Despite afternoon temperatures soaring well-above normal across
the CWA, the vast majority of the local area should be "safe"
from critical fire weather conditions given one or more of the
following factors:
1) Relative humidity (RH) values should remain
safely above 20 percent within counties along/east of the Highway
281 corridor, with far eastern counties along Hwy 81 likely
remaining above 30 percent.
2) Sustained winds speeds/gusts should remain below 20 MPH/25 MPH
in most areas, with some of the overall-lightest winds tending to
focus within the majority of counties west of Highway 281 where
the forecasted RH values do in fact drop under 20 percent (in
other words, there is no overlap here between the lowest RH and
stronger winds).

HOWEVER, despite the above factors, a notable exception could
materialize across our extreme western column of counties
(Dawson-Gosper-Furnas), where especially models such as the RAP
and GFS insist that the very eastern fringes of a corridor of
stronger westerly winds focused within western Nebraska will
infiltrate these counties mainly after 3 PM behind a passing
surface trough, potentially resulting in 3+ hours of gusts 25+ MPH
in the presence of RH averaging 10-20 percent. Unfortunately, not
all models (including the NAM) are in agreement on these stronger
westerly breezes invading our CWA, so there is some uncertainty
here. That being said, especially given our very dry
vegetation/fuels in this area, will err on the side of caution and
issue a Red Flag Warning for these 3 counties from 3-8 PM. This
start time is obviously a little later than usual for this type of
Warning, but prior to mid-afternoon the wind speeds should remain
safely under criteria. While confidence in moderate-at-best in
this Warning technically verifying, confidence is fairly high
that these 3 counties should be the only ones in our CWA that
really have a chance to truly breach critical thresholds, as winds
speeds should dampen/diminish spreading farther east from there.

Closing with a quick review of our local fire weather thresholds:
"Critical" means the 3+ hour overlap of relative humidity (RH) of 20-
percent-or-lower and sustained winds/gusts of 20+MPH/25+MPH (in the
presence of sufficiently-dry vegetation/fuels). "Near-critical"
means the overlap of 25-percent-or-lower RH and sustained
winds/gusts of 15+MPH/20+MPH.


NE...Red Flag Warning from 3 PM this afternoon to 8 PM CDT this
     evening for NEZ060-072-082.

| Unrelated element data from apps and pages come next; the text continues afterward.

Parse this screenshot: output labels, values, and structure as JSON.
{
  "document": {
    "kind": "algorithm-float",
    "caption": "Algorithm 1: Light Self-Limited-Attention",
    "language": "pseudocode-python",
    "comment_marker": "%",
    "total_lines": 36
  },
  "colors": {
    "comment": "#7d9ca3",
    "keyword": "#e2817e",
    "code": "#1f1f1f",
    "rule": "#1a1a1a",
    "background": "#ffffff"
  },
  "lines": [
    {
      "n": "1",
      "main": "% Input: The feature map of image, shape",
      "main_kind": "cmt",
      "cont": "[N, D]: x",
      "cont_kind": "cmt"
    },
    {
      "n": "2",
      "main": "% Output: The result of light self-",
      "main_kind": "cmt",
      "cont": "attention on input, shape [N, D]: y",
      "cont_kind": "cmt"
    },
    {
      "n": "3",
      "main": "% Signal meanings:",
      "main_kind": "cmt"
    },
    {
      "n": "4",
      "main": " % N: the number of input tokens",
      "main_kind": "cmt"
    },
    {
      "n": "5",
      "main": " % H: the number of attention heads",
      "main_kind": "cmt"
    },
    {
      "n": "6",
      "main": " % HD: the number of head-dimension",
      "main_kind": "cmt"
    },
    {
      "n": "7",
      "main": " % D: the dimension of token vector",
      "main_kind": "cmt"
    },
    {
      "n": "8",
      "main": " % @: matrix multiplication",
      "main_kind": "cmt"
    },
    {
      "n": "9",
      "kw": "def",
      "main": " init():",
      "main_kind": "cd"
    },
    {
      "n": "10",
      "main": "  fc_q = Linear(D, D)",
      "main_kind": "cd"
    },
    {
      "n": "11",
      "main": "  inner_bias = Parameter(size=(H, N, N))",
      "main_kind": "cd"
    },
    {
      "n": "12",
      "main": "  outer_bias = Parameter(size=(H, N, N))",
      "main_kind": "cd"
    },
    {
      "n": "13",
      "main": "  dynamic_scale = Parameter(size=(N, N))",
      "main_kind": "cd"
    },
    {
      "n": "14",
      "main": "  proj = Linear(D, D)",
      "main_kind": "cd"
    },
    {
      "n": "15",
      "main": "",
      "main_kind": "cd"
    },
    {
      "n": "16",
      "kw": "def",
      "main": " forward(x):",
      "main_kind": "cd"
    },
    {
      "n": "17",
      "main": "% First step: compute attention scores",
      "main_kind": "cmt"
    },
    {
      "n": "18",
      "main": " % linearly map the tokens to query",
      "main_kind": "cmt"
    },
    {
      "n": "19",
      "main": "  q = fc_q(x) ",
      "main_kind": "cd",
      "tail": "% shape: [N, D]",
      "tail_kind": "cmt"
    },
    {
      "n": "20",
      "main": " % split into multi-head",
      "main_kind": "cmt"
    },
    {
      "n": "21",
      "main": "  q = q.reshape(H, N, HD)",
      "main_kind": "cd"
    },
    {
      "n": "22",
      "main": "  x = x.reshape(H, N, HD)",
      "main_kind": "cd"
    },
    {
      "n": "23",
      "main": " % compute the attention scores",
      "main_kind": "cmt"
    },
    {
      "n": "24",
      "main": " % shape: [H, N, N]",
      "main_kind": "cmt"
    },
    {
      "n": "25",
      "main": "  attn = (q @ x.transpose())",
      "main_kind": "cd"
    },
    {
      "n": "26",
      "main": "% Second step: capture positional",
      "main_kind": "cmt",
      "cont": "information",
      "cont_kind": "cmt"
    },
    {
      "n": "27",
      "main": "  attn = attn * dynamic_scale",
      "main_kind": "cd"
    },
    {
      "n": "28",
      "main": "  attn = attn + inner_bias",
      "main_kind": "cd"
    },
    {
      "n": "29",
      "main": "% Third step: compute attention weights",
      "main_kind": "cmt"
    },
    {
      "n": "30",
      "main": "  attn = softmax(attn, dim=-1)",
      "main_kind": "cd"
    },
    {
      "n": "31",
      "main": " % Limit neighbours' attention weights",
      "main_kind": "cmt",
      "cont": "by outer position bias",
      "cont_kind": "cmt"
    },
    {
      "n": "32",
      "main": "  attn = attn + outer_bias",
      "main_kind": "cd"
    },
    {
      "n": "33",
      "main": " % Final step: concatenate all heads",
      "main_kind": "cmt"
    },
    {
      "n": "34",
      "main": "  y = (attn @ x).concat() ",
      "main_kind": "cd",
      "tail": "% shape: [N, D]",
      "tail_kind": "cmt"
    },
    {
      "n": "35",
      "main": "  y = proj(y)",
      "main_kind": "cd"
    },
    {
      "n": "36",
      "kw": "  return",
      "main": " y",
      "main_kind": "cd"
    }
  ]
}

SHORT TERM...Pfannkuch
FIRE WEATHER...Pfannkuch is the U.S. government's official web portal to all federal, state and local government web resources and services.